*** Begin section ***

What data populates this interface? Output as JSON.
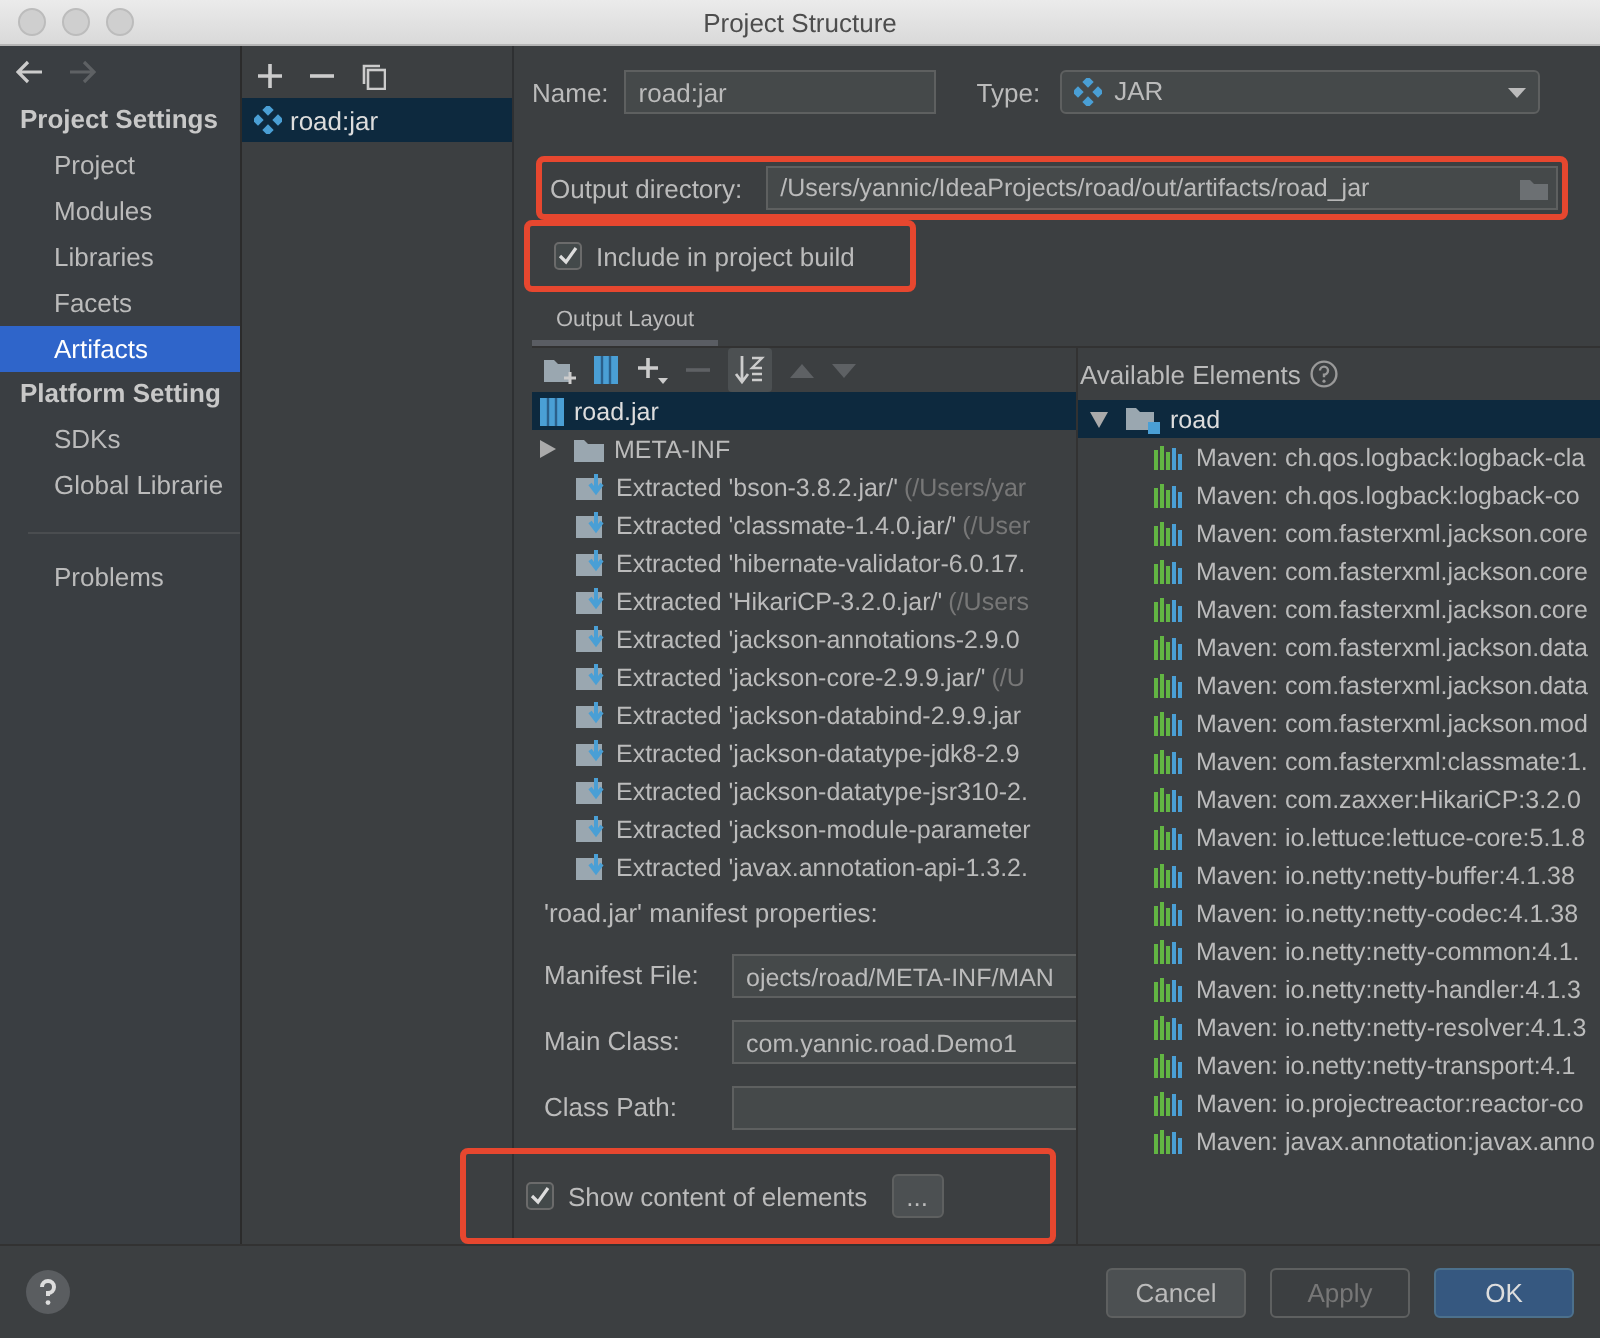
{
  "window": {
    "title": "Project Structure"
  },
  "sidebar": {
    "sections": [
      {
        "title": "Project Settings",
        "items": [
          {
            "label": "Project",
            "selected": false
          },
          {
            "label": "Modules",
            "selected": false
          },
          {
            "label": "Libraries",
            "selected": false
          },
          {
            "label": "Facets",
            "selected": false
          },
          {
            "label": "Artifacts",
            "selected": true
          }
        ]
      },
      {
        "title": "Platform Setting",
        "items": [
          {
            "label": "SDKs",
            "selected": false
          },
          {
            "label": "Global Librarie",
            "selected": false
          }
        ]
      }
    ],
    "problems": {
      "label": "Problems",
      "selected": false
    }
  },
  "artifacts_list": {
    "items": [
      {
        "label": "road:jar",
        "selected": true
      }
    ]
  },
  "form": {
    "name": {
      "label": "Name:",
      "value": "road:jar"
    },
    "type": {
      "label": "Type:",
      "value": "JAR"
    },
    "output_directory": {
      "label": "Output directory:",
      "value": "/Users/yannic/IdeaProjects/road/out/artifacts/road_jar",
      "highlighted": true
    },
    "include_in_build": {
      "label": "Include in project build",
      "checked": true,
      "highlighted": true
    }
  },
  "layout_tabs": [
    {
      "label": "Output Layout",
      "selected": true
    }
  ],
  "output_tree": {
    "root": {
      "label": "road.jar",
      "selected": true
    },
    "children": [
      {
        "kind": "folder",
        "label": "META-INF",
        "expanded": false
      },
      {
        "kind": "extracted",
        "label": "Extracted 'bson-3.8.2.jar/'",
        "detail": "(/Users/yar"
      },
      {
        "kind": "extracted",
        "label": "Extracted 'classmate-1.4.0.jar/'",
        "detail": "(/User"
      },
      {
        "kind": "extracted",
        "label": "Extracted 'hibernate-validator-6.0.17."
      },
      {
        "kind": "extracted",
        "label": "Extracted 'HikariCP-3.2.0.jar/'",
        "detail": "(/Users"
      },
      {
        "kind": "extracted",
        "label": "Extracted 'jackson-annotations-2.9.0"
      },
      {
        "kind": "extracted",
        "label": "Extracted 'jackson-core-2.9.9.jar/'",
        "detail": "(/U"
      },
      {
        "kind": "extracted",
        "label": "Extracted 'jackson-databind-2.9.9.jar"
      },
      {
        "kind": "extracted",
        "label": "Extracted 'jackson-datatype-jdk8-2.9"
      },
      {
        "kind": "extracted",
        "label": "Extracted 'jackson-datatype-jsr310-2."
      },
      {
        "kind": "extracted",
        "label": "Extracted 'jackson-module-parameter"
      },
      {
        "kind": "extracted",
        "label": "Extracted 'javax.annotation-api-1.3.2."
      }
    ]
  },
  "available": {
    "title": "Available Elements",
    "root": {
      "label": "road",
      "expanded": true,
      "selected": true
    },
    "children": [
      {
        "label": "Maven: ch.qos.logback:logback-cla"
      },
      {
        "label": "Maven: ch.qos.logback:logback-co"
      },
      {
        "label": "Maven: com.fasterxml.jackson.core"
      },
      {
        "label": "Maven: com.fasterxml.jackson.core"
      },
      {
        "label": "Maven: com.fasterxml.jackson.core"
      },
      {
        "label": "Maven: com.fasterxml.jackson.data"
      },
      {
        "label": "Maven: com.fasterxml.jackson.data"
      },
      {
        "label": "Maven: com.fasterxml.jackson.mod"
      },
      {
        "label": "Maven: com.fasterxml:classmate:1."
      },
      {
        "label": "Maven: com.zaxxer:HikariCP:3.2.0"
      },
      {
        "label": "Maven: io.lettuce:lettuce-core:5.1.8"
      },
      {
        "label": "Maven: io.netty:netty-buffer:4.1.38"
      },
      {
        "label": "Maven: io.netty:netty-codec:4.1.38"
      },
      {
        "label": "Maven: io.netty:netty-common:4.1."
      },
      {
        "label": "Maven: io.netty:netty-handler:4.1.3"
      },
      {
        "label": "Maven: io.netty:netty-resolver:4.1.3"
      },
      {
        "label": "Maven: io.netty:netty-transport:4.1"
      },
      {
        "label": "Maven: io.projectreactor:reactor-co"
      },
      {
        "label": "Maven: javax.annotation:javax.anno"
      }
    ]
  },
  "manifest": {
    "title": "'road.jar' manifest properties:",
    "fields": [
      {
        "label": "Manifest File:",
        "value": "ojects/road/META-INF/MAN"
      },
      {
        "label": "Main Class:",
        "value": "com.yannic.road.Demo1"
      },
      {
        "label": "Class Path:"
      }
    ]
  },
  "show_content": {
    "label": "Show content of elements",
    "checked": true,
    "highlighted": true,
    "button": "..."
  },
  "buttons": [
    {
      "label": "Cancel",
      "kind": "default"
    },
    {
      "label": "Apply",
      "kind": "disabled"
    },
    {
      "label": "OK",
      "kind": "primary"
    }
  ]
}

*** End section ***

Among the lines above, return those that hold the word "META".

        "label": "META-INF",
        "value": "ojects/road/META-INF/MAN"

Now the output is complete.